“As you scoot around the side here, you’ll also notice there are Afghanistan displays and how many soldiers have served in Afghanistan,” he said. “So many in fact that this regiment will emblaze the word ‘Afghanistan’ on our regimental colours when we’re presented new colours in the very near future.”
From 2001 to 2014 a total of 34 members of the West Novas served in the region, some completing two tours. They provided security for the Kandaher Airfield, support for NATO training missions, and helped train the Afghan National Army – among other things.
A WNSR member from Annapolis Royal who went on to command battalions in the regular forces, was Lt.-Col. Ian Hope, sometimes referred to as ‘Canada’s Man in Afghanistan.’ He commanded Task Force Orion. His desert camouflage uniform is part of the exhibit.
Because the West Nova Scotia Regiment covers from Windsor to Yarmouth, mayors from several communities were on hand for the exhibit’s opening, including Middleton Mayor Sylvester Atkinson, Kentville Mayor Sandra Snow, Windsor Mayor Anna Allen, and Kings County Mayor Peter Muttart.
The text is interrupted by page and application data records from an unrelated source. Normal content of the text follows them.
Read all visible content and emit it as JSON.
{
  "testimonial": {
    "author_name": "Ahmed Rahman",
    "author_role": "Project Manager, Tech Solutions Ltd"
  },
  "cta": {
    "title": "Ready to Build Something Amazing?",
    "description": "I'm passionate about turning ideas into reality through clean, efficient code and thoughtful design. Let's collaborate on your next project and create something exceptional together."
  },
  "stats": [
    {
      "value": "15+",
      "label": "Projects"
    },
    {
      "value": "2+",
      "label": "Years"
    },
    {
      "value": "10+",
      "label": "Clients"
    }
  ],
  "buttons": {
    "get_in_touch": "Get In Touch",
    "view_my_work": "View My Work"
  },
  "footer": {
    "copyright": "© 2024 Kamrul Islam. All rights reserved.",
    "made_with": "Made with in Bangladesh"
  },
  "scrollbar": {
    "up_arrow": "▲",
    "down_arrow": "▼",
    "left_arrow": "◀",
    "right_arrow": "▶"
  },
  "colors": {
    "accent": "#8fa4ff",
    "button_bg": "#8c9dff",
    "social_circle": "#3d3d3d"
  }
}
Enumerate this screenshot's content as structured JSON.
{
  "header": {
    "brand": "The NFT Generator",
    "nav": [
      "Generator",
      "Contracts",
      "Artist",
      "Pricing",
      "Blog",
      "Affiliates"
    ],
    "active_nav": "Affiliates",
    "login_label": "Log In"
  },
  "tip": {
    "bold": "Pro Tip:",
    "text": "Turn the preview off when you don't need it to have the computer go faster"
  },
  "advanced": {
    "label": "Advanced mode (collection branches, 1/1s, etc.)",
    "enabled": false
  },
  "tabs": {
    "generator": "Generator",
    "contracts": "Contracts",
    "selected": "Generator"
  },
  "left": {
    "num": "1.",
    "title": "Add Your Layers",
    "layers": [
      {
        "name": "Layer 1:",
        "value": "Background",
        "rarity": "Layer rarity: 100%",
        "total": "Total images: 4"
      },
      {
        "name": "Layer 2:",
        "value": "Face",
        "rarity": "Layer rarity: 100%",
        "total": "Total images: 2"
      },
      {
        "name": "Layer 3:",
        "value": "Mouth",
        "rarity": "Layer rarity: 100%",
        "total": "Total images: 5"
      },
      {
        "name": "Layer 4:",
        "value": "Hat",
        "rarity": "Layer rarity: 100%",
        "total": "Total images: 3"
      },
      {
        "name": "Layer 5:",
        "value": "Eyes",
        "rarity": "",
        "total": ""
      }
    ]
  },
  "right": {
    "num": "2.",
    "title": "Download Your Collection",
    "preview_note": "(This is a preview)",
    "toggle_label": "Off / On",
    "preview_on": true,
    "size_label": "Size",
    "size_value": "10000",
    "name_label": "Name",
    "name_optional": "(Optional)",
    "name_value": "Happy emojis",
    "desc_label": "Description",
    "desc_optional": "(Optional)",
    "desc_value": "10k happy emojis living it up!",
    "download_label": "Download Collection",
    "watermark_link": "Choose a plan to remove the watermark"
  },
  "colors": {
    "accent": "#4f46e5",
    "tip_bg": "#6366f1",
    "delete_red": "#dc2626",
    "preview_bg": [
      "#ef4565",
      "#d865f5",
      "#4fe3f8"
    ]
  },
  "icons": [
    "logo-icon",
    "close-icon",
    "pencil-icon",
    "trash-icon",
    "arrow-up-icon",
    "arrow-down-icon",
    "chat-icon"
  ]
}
Macdonald Museum Director Janice Slauenwhite was given kudos from the regiment for helping them establish a permanent location for a few years – at least. Both regiment and museum personnel seemed confident the exhibit would continue well into the future.
While Lt.-Col. Butterworth noted that the West Nova exhibit is secured at in Middleton for the next five years, he sees a longer presence.
“Interest will grow, artifacts will come in, generations that are moving on will want their memories to have a place, tell their story,” he said. “I hope they find a place here and I hope we can expand to make ourselves a bigger presence here in the Valley.”
West Novas in Peace and War is based on the regiment’s temporary Canada 150 exhibit opened at the museum in 2017. That exhibit was on the first floor and was larger in scope.
The May 6 opening attracted almost 170 people.
The West Nova Scotia Regiment is accepting new members. For more information go to http://www.wnsr.ca/
Visit Macdonald Museum at 21 School Street in Middleton, or go to http://macdonaldmuseum.ca/